Data supplied
● ● ● ●

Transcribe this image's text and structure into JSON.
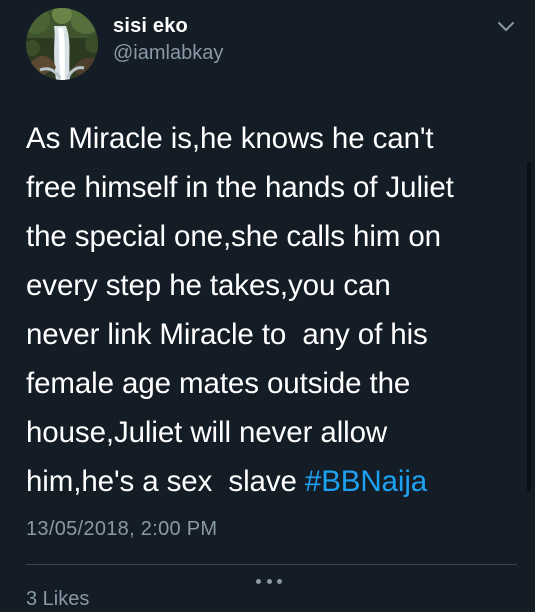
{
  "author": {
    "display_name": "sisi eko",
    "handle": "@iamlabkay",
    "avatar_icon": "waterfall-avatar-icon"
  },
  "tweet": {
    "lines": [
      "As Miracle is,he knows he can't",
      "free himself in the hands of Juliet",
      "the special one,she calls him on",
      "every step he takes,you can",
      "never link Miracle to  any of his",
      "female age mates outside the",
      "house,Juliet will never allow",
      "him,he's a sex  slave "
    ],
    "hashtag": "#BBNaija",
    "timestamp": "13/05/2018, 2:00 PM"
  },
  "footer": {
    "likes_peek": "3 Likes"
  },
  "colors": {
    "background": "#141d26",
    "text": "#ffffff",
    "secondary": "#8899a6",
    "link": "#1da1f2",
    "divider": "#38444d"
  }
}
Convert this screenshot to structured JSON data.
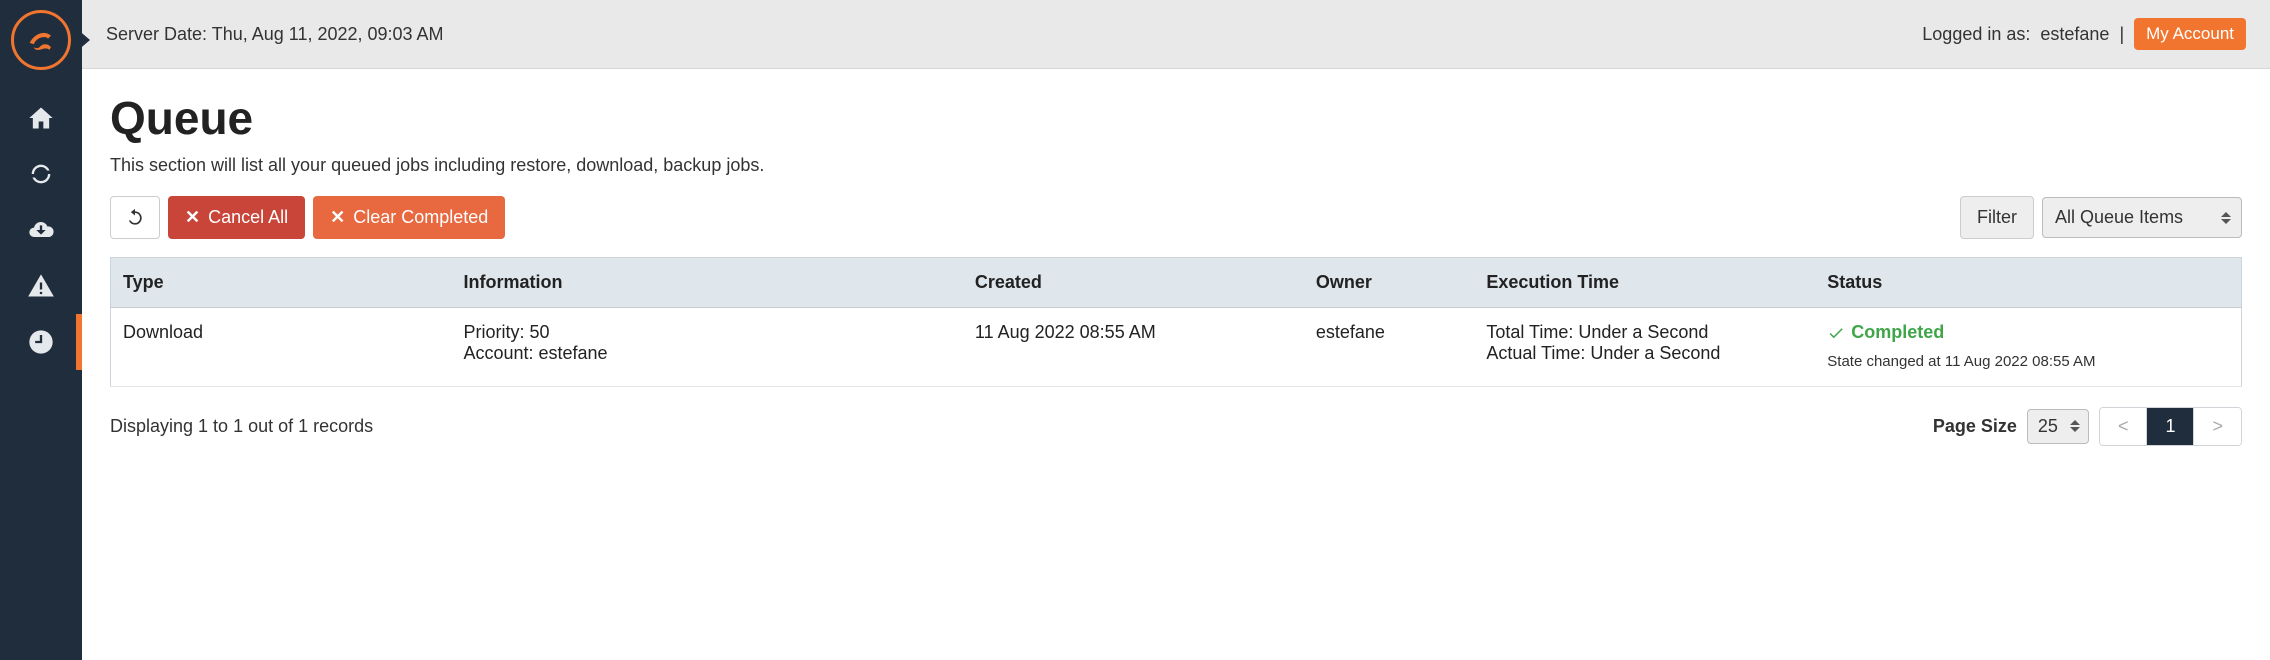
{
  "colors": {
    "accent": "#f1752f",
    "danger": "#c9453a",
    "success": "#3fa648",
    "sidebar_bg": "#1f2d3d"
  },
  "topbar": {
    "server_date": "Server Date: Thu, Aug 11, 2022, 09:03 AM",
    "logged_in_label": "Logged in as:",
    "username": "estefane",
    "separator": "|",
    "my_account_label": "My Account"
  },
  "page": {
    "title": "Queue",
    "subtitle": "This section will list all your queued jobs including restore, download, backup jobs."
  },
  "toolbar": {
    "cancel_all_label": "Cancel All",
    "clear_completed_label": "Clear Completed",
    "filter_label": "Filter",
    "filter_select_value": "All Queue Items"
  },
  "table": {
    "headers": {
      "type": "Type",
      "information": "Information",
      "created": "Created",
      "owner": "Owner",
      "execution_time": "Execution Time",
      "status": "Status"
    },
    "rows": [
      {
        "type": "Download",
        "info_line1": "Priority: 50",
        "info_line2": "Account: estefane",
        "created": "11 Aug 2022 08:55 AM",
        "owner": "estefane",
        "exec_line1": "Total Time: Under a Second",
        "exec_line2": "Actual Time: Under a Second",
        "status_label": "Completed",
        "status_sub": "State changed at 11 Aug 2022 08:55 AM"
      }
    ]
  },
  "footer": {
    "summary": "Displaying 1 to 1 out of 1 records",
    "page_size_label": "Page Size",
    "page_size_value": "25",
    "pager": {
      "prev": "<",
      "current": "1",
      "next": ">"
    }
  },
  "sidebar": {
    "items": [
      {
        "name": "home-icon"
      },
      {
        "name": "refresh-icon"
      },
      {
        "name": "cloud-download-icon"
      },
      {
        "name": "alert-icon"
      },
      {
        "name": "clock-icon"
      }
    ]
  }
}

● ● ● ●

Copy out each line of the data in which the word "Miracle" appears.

Task solution
      "As Miracle is,he knows he can't",
      "never link Miracle to  any of his",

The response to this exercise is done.